B.A. outlined a series of steps that would increase security for both trainers and trainees. “This is a hard conversation to have, but if we don’t address it right now, it’s going to be a shadow hanging over this thing.”
Stacy agreed: “This isn’t a game. This is military training.”
Mykyta, unreadable as always, simply nodded and started making calls. From that moment forward, the facility was secured by layers of grim-faced bruisers with loaded AKs. Anyone entering would have their identity verified, their weapons cleared of ammo, and their bags checked.
That evening I asked B.A. why he was in Ukraine, why he wanted to be involved in this war.
“It’s very evidently just,” he reflected. “You don’t have to go into a long maze of chemical weapons and tribal issues. It is a democracy — yes, with problems, but so are we. It is a sovereign country that has been invaded. And that’s wrong. Full stop.” In other words: some of the camaraderie and adrenaline and sense of purpose that comes with war, but without the moral black hole at the center of being an occupier.
“I literally didn’t know that we were independently standing up a militia,” Faceman said. “I thought it was going to be coordinated. But fuck … we are doing this on our own. We are basically creating an army.”
I thought about that army, the squads of amateur fighters moving down the street during training: law students, entrepreneurs, young men and women. I pictured them confronting one decent crew of Russian soldiers with a PKM belt-fed machine gun. I pictured bodies in the dirt.

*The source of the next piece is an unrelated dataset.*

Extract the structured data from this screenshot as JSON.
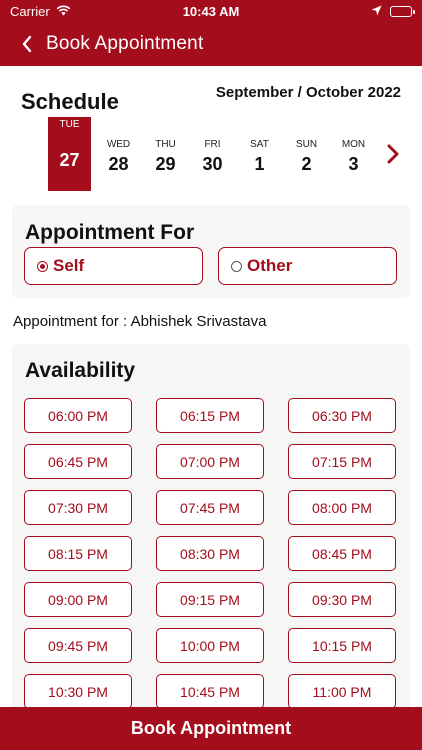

Late one night I challenged Hannibal and Faceman about whether this wasn’t all some romanticized adventure. Were they compensating for their role in America’s dirty wars? “I have no illusions about combat, and I don’t have anything to prove about what I did in Afghanistan,” Hannibal said forcefully.
Wasn’t he concerned that former American military officers training Ukrainians could be a proximate cause for a war between NATO and Russia?
“We aren’t doing anything that NATO isn’t on a larger scale,” he said. “These volunteers are going to fight. They will do it without training, or they can do it with some training. But they’re going to do it.”
Faceman jumped in: “There will be children who die. There will be Russian soldiers who die. There will be Ukrainians who die. And the worst part of this, is that this is one man’s war.”
While the training continued, I was still trying to figure out if Ukraine’s “foreign legion” was actually being created as a military unit, or whether it was intended that the participation of foreigners be limited to the kind of volunteer civil-defense training that Hannibal was conducting.
One of Tawnia’s contacts told her that foreign fighters were indeed being allowed to enter Ukraine. A few days later, a picture of several foreigners in military kit “defending Kyiv” started circulating on social media. It appeared some foreigners were in fact taking up arms to defend Ukraine.
Hannibal told me a lot of military and “military-adjacent” people had been reaching out to him with complicated plans for getting involved.
“They’ll message me saying ‘Get in touch with this guy, and meet that guy, and get keys to this apartment, and set up transport for blah, blah, blah.…’ They’re back in the states. But we are here.”
The situation was too fluid, he said, for him to have a longer-term plan other than the immediate training program. But he was certain motivated people could get involved if they felt compelled to do so.
“That’s the truth of war. You take an incredible risk to show up to a place, they’re not gonna turn you away. If you want to participate in the war, you can,” Hannibal concluded. “That’s one of the ways you know this is a real war.”